[DATASET EXTRACT]
═══
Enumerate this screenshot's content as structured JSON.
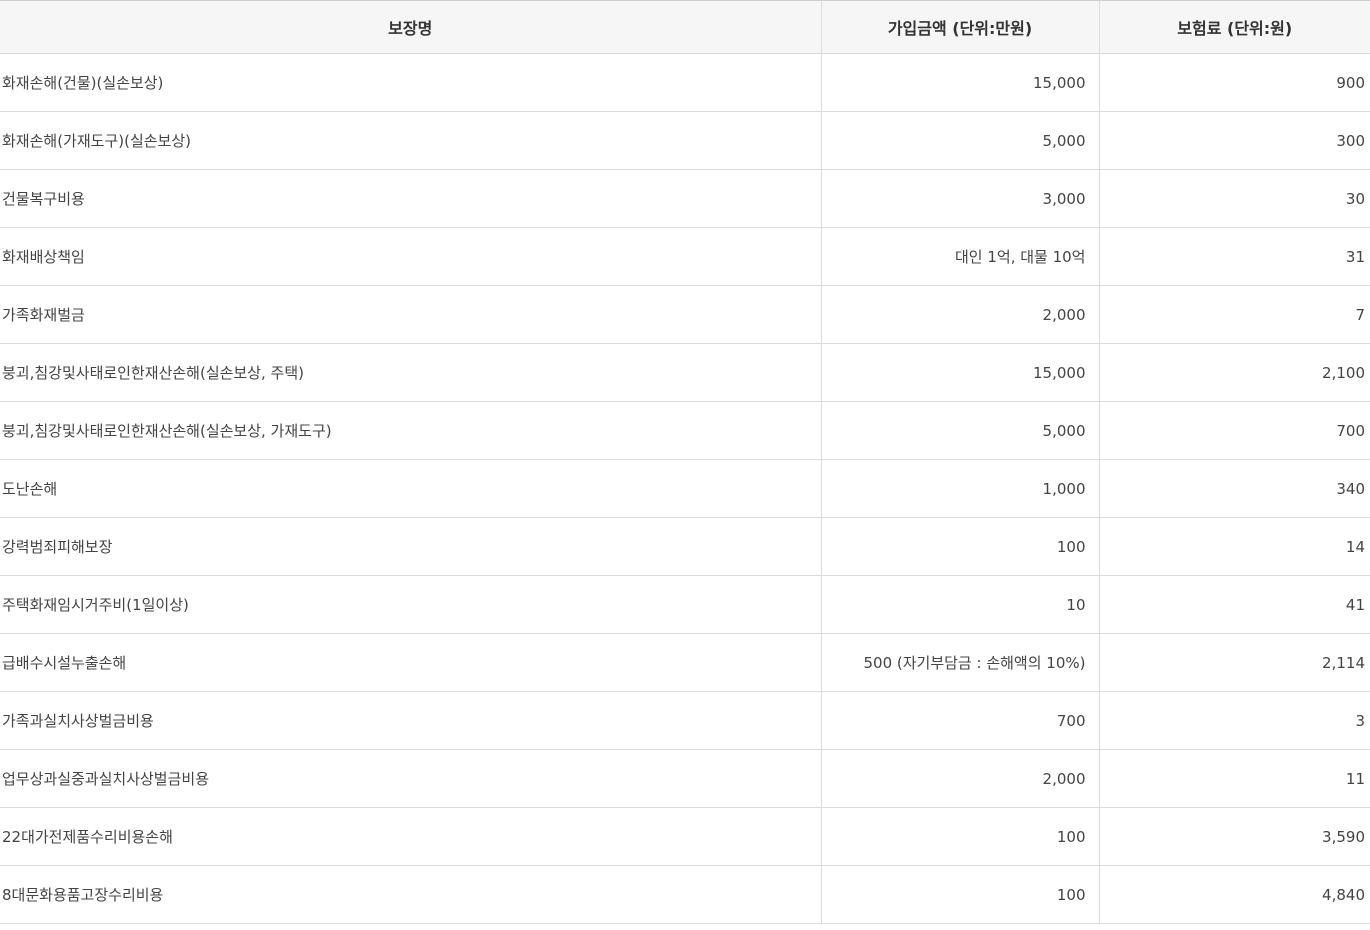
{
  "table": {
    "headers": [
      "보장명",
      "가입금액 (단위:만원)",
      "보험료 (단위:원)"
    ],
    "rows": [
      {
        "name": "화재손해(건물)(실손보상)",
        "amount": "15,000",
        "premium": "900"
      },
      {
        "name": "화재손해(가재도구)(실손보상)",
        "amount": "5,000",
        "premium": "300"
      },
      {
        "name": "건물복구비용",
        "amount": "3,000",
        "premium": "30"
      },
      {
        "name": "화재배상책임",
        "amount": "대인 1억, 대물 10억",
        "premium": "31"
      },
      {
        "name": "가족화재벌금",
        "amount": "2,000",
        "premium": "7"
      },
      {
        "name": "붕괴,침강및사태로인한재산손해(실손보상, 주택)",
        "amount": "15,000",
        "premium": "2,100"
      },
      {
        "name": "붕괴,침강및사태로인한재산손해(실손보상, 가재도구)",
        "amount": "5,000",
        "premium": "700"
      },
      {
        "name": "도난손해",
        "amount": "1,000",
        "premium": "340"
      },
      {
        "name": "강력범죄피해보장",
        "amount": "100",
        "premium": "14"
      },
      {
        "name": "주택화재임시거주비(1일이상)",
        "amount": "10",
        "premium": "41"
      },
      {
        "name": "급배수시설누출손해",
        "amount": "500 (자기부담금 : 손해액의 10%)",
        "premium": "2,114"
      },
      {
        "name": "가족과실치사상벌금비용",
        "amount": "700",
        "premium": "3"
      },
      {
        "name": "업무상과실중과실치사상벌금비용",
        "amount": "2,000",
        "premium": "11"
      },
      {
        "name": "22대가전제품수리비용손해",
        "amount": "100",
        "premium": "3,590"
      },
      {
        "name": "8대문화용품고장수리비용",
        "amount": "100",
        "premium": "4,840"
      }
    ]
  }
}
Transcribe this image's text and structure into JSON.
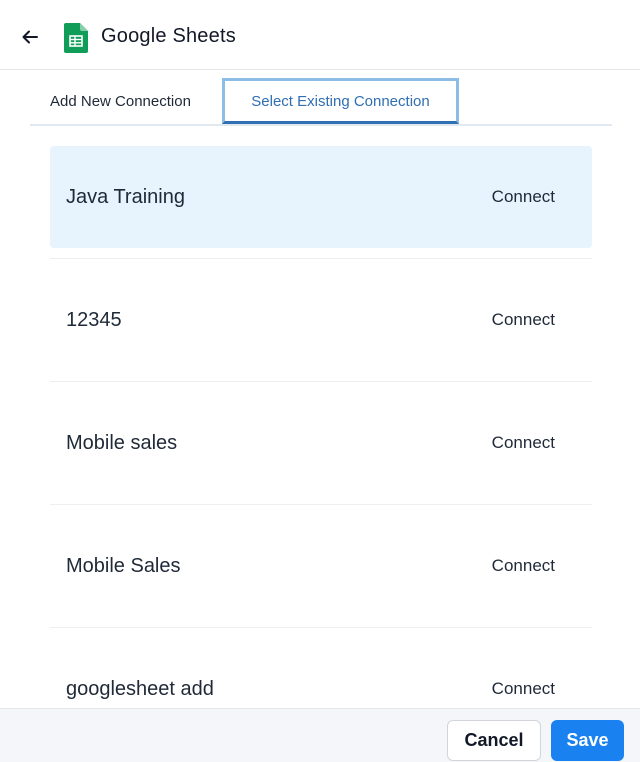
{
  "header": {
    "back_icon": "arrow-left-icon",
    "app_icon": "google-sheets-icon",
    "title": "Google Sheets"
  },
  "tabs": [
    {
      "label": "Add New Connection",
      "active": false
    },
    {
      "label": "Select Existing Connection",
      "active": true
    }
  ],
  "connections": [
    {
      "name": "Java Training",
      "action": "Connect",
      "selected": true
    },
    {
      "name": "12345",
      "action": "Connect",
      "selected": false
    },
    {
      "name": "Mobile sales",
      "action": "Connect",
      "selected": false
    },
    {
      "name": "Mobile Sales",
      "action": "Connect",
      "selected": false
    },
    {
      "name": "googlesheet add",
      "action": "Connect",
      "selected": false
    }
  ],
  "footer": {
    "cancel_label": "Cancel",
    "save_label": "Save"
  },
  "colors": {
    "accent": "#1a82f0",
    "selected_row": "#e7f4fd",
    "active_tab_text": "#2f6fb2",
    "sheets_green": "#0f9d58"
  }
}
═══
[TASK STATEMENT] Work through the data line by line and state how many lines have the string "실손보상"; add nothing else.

[WORKED SOLUTION] 4